The last thing I’m going to chat about on this day is the hiring of my trusty old intern/assistant, Nadeska Alexis at Blackbook. I highly recommended Nadeska, who I have never called by that name. She was, and will always be NASDAQ to me and mine, as Nadeska was way too difficult for me to remember after a night out on the town. NASDAQ is the real deal. She is always one of the brightest people in the room—provided the room is not too crowdedl. She is more beautiful than many, and funnier than a banana peel pratfall. The one thing I can truly vouch for is she can take a punch. No, I never hit her, but in my fast-paced world of club superstars—with their quirks, and egos—she never let them see her sweat. Often, when we left a meeting with some club god who believed he was curing the common cold, saving the rain forests, the dolphins, and babies everywhere by running some joint, she would double over in painful laughter. She absolutely got it. She knew who was cool and who was full of balloon fuel. She could read between my lines, and instinctively knew when I was going to blow a gasket and pummel an interviewee. She saved me many times. Blackbook’s Victor Ozols, who has some fancy title over there that I never paid attention too, except when I steal his candy, wrote about my beloved friend:

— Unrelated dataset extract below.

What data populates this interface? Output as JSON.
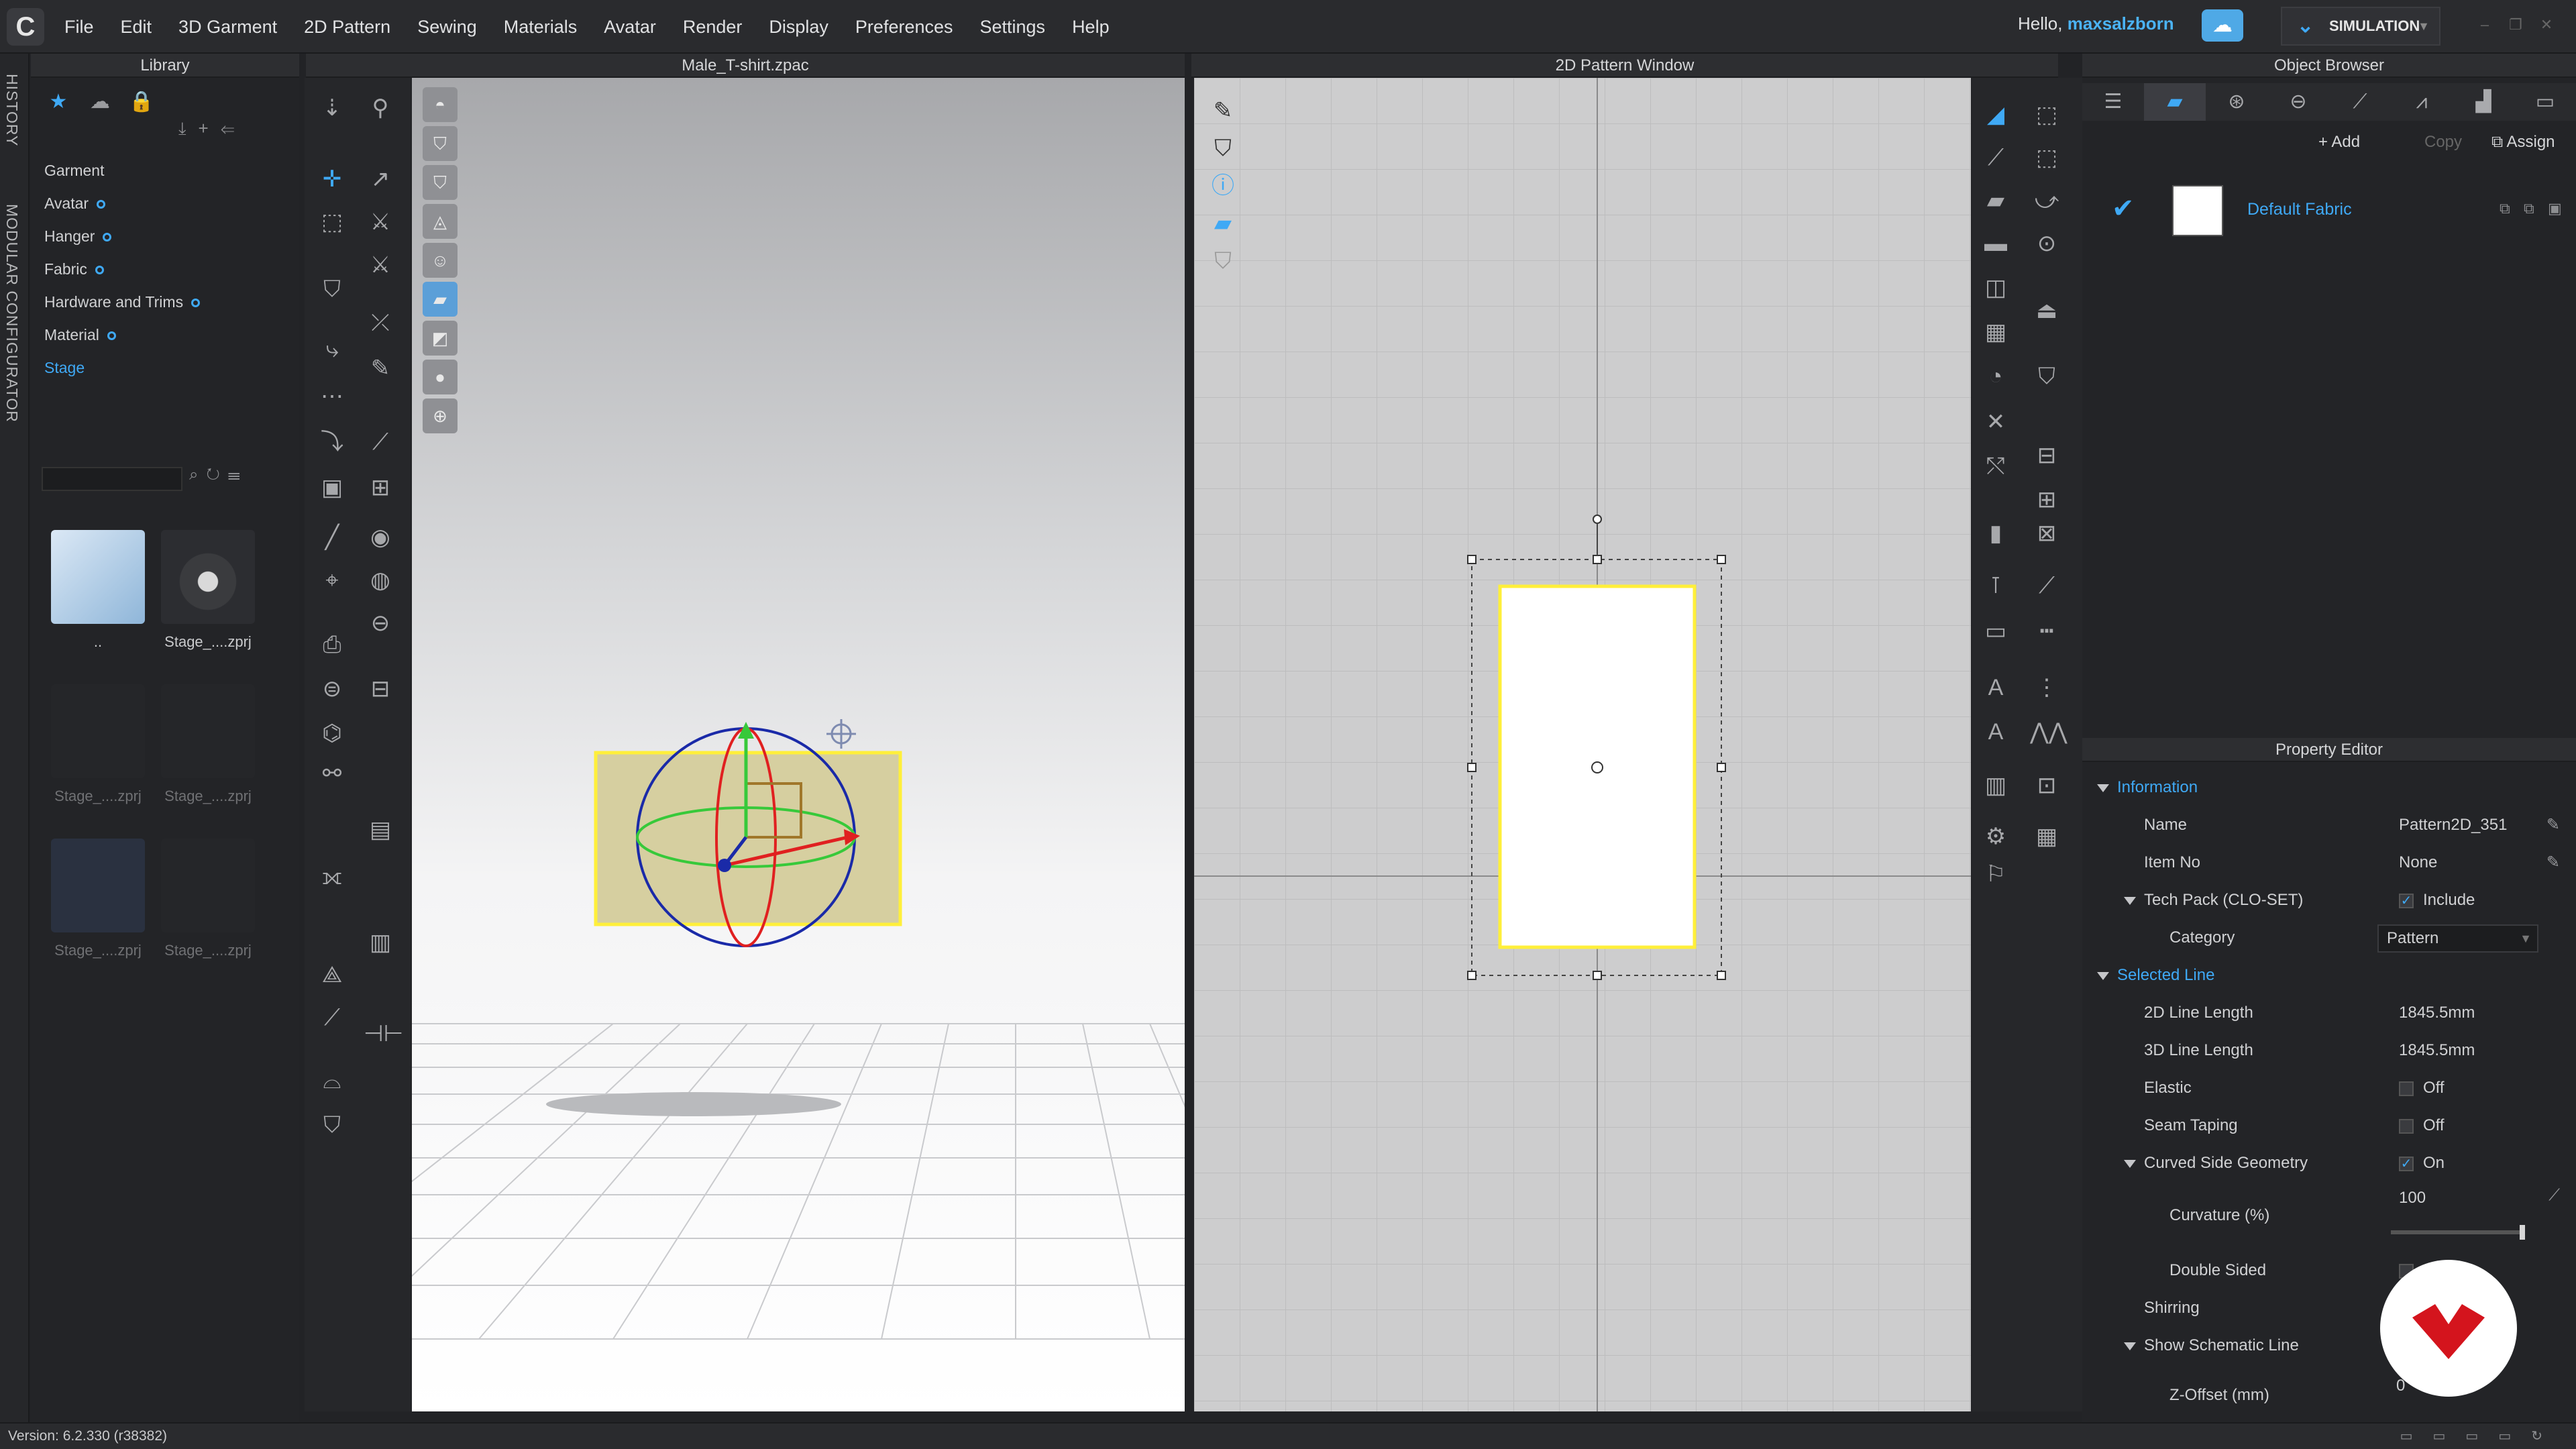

“In addition to the standard intern labor of transcribing interviews, editing blog copy, and generally helping everything run smoothly, she also worked closely with Nightlife Correspondent Steve Lewis, running around from club to club, and nightlife empresario to nightlife empresario, coordinating interviews, smoothing ruffled feathers, and staying on top of all that is important in the New York nightclub scene. It was a trial by fire if there ever was one, and Steve could not have recommended her more highly for her skill, finesse, and grace under pressure.”

NASDAQ has recently worked for AOL’s music site, writing about hip hop, pop, R&B, shows, albums, and a ton of etceteras. I don’t really know what she is going to do over at Blackbook. That info is above my pay grade. And besides, half the time I don’t know what I’m doing there either. I do know that all of us are blessed that she has agreed to rejoin the flock. Welcome home NASDAQ!

Uncork New York!: City Winery Hosts an Empire State Wine Fest

Climbing aboard the locavore bandwagon is tricky for Manhattanites. Most of our acreage is covered in concrete. And heavily populated. Greenmarkets are a help, although less so when it comes to wine. There’s only one homegrown vintage, “Château Latif,” cultivated in a backyard on E. 92nd Street. It’s not widely distributed. Expanding our immediate options is City Winery, Michael Dorf’s newish restaurant slash concert hall slash full-on winemaking operation. There’s some precedent for Manhattan fermentation. Our humble island was the first spot in the state to cultivate grapes, with the Dutch putting down vines in the 1600’s. The rest of New York soon followed, creating what’s now a thriving wine industry.

The last three decades have been particularly fruitful, with the number of Empire State wineries increasing by a factor of ten. To sample some of those vintages without racking up the miles on the Zipcar, head to City Winery this Sunday, December 6, for Uncork New York!. Nearly three dozen wineries will be represented, from Long Island to the Hudson Valley to the Finger Lakes and beyond. You can sample some 100 wines, and should you have any locavore entertaining coming up, buy some to take home. There will also be Empire State cheese, ice cream, bread, and fruit, among the dozen-plus purveyors. Tickets are $45 and also include sample tastes from NYC restaurants. Park Slope fave Palo Santo will be serving anticuchos de puerco, Jimmy’s No. 43 is planning a rabbit cassoulet, and Il Buco is covering dessert, plating panna cotta with aged balsamico. That’s one of the nice things about living in Manhattan: local is so often world class.